On Behalf of | Feb 1, 2022 | Family Law

There’s a saying that in marriage, each spouse should have something of value to bring to the table. However, it is common for one spouse to have more resources or to have become more financially established than the other before marriage. That doesn’t mean the relationship won’t work, only that there may be a financial imbalance between spouses.

If you already have a successful professional practice or have just taken over your family business, getting married will involve some risk for you. Even your pre-existing assets like a company could be vulnerable in a future divorce.

Talking with your fiance about a prenuptial agreement can be a way for you to enter your marriage with confidence. 

A prenuptial agreement can classify the business as separate property

In a prenuptial agreement, spouses can outline certain expectations for their marital relationships and create guidelines in the event that they later divorce. Agreeing ahead of time about basic rules for how you will divide custody or your property make drafting a prenuptial agreement a way to all but ensure an uncontested divorce.

Although your business is technically separate property because you owned it before you got married, actions during your marriage might put it at risk of division in a divorce. For example, the courts may consider it commingling if you re-invest your income earned during the marriage into the company. By designating it as your separate property, you will be in a better position to protect your business if you do divorce.

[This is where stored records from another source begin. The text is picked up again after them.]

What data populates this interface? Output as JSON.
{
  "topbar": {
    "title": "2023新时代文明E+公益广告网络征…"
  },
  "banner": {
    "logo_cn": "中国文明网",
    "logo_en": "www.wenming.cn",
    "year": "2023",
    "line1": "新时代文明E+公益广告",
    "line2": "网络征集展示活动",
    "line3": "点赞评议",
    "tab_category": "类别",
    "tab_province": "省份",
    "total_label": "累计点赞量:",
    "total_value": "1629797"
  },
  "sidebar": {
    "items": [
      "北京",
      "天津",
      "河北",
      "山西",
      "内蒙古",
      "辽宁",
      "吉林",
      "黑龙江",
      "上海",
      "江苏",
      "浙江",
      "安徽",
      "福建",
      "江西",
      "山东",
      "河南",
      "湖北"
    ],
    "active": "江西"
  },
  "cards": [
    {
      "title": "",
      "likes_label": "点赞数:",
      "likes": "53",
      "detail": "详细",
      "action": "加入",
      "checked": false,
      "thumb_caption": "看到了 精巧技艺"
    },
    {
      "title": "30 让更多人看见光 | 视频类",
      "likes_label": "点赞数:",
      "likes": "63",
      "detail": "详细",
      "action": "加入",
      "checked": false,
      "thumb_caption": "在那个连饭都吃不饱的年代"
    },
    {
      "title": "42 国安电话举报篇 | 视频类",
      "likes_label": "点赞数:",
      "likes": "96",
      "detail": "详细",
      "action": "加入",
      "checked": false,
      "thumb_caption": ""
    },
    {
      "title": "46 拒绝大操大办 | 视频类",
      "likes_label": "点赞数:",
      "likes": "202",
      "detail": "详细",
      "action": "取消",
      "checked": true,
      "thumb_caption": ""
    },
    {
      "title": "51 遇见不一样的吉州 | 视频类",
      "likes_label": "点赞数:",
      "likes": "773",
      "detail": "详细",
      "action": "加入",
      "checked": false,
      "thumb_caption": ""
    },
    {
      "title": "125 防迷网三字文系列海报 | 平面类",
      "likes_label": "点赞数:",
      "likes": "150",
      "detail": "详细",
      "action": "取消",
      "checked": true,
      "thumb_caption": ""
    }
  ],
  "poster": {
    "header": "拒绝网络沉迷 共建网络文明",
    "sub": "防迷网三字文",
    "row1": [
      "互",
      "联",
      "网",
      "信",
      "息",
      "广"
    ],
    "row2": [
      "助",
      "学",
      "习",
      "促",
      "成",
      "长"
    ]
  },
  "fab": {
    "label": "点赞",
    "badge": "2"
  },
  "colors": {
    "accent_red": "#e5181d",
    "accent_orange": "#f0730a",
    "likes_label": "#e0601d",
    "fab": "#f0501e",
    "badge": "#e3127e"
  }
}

Make sure that your fiance has adequate protections as well

One of the biggest mistakes you might make when negotiating a prenuptial agreement would be to only focus on what protects you. However, your fiance should receive valuable consideration as well. You can’t expect someone to forego their marital property rights without some kind of appropriate compensation.

It’s also important that you have time to consider the agreement and to have your own attorney before signing. Taking the right steps before you get married could help you protect the business that you have built while setting you up for a successful, long-term marriage.